[Land & Sea chapter's policy on financial donations: Donations go to our account at Islander's Bank. Any and all money that comes in goes directly back out into the community. Although we've rarely actively sought donations, donations offered to us have funded an irrigation system, our insurance coverage for the garden, and a small one-time stipend for our Community Projects/garden manager mentor this season.
Also funded: scholarships to the Quillisascut teaching farm, for 4 local young people so far. These scholarships are ongoing, and especially targeted toward local high school students and graduates, and have been provided by two generous local donors. The experiences the Quillisascut opportunity has provided for kids from our community has been called life changing by the participants. We actively seek young people who have been through Andy and Liz's Food For Thought Chef program. The first student we sent to Quillisascut  2 summers ago was a high school student in our Slow Food Youth program we had placed as an intern with Quail Croft Cheese here on the island. Her scholarship was provided by an  island resident who's also allowed us space in her greenhouse on the west side to grow starts in this spring.
Donations from a local working couple will also help fund a farm work internship program for young students, now in the works.]

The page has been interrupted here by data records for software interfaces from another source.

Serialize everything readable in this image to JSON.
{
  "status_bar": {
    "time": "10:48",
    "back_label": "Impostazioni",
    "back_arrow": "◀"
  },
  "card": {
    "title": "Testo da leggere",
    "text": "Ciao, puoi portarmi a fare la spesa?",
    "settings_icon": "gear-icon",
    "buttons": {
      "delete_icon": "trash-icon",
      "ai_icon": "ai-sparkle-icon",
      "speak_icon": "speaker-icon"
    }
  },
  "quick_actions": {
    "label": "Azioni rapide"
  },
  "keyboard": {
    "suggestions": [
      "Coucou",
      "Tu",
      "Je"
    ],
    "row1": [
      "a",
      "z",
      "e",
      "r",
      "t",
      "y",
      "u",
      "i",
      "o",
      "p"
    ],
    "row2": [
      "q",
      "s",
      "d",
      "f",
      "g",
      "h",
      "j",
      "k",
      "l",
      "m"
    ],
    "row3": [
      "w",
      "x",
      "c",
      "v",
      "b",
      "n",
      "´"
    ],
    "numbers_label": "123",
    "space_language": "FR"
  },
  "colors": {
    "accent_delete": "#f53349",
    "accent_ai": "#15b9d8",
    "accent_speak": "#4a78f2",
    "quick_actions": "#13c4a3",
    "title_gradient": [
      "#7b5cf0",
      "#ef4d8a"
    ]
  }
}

A reminder of the lovely harvest from last year's first garden.

Garlic in the garden. We're not using the irrigation system at this point - there is plenty of water still falling as rain!

Here's the crowd that braved the chilly weather for the workshop pruning older trees, a couple Sundays ago.  We had close to 30 participants sign up! That was fun!
the cutting hook tool thing - it's the wonderful tree pruning apparatus!

An older pruning tool. The tree pruner likes these even better than the modern metal ones  available these days - the older wood ones are lighter and work really well. These were purchased in Eastern WA.

Up in the tree on a fruit picking ladder. A set of steps, one leg for support - a nice design that gets you in close up high.

Conservative pruning on older trees that haven't been pruned for a while - map out the pruning over a couple year's time in this situation was the advice given by this particular tree pruner.

The chill was actually good for tree pruning, the tree would find the trimming less stressful because of it.

And a couple of the pears a few weeks later, now showing more signs of buds and leaves.

Here's one of the apples after pruning.